For Aquino, getting MSMEs into the supply chains of big companies will help reduce poverty.
He said: “We feel this is really the most stable way to get MSMEs out of poverty. Of course bringing them to the market is important, giving them retail opportunities is important but if you belong to a steady supply chain and you have a good deal or supply contract, the certainty will help you with your planning and that might even help you get loans to boost your business.”
With a hint of impatience, he added: “We’ve already had two major events – APEC and now ASEAN – focusing on MSME development. We should really put our money where our mouth is. We have to push the envelope and get to really see which of these large companies are really opening up themselves to MSMEs.”
Aquino is encouraging and working with the Department of Trade and Industry (DTI) to develop programs such as offering incentives for large companies to include small businesses in their supply chains. He also wants more information on how much of the large companies’ purchases come from MSMEs, including social and community enterprises.
“I think just getting some numbers would be important. It should be a badge of honor for the companies to be able to say that 10 percent of my supplies come from community enterprises or social enterprises or MSMEs,” he said. “If we’re able to put out those numbers, we’ll be able to convince and we’ll be able to support more big companies to open up their supply chains to smaller companies.”

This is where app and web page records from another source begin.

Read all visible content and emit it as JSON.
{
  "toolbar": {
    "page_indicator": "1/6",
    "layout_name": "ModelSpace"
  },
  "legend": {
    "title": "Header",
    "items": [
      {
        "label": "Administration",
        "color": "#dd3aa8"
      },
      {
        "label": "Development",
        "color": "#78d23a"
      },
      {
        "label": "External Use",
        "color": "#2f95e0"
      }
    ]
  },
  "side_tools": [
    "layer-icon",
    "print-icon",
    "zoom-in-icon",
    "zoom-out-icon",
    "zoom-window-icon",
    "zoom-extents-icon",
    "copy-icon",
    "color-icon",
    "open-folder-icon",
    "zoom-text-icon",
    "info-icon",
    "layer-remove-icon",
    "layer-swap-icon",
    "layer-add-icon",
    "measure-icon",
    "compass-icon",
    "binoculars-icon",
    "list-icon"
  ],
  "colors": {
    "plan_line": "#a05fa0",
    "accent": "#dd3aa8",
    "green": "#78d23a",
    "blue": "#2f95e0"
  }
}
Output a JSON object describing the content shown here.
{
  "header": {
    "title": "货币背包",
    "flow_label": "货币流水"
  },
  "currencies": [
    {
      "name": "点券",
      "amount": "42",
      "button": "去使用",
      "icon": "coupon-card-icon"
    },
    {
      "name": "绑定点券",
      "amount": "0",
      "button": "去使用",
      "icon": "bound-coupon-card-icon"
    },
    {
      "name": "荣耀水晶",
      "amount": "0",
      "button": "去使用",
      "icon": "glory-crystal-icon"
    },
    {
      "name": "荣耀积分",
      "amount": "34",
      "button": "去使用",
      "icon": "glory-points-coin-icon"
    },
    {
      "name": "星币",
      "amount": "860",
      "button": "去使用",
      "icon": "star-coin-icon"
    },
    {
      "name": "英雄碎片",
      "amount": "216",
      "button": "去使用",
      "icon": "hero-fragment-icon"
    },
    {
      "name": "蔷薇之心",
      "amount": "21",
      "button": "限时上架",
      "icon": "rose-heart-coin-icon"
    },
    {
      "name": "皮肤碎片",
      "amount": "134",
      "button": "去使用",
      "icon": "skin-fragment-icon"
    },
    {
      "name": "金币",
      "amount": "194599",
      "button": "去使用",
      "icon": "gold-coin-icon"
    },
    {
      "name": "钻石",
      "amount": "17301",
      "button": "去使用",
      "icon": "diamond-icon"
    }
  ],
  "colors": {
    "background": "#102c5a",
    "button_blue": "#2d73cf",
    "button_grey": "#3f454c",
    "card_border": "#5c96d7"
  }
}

Undersecretary Nora Terrado of the DTI said the department is firming up the implementing rules and regulations of a program to provide incentives for companies that will shift their supply sources to MSMEs.
“Right now, in the investment priorities plan (IPP), there’s an element there about inclusive business and there are criteria being developed to allow companies to understand how they will be able to avail of the incentives,” she said. “It is about cases such as raw material substitution or giving back in terms of mentorship or something to do with (including MSMEs in) backward or forward linkages.”
She said that the implementing rules are to be finalized in a few months. The DTI official added that the agency has commissioned studies on how to measure the large companies’ partnerships with small business suppliers but has yet to decide on a framework to adopt.
Jose “Joey” A. Concepcion, chairman of ASEAN BAC Philippines, which holds the chairmanship of the ASEAN BAC this year, said the proposal could significantly scale up the impact of inclusive business.
“Another step forward is what Bam (Aquino) said this morning,” said the CEO of RFM Corp. during the final panel discussion late Friday afternoon. “In our corporations, in most of our corporations, we have many medium and large suppliers. But is there an effort to look for the really micro supplier?” He added that if at least 5-10 percent of the aggregate value of large companies’ supply chains can be sourced from micro entrepreneurs, that would go a long way in reducing poverty.
Citing the SM group, which works with a social enterprise to train farmers produce quality vegetables that are sold in the group’s supermarkets and groceries, Concepcion said: “Now, can you see the multiplier effect if all (the retail) chains start to do that? Perhaps it can really be a game changer.”
Micro enterprises have assets of up to Php3 million and employ no more than nine workers. Small businesses are those with assets of between Php3 million and Php10 million and employ from 10 to 99 workers. Medium enterprises’ assets range from Php10 million to Php100 million and employ 100 to 199 workers. - With additional reporting by Elyssa Christine Lopez
This story was updated to add comments of Jose “Joey” A. Concepcion, chairman of ASEAN BAC Philippines.
Roel Landingin is the editor-in-chief of Entrepreneur.com.ph and Glen Concio is the website's art director.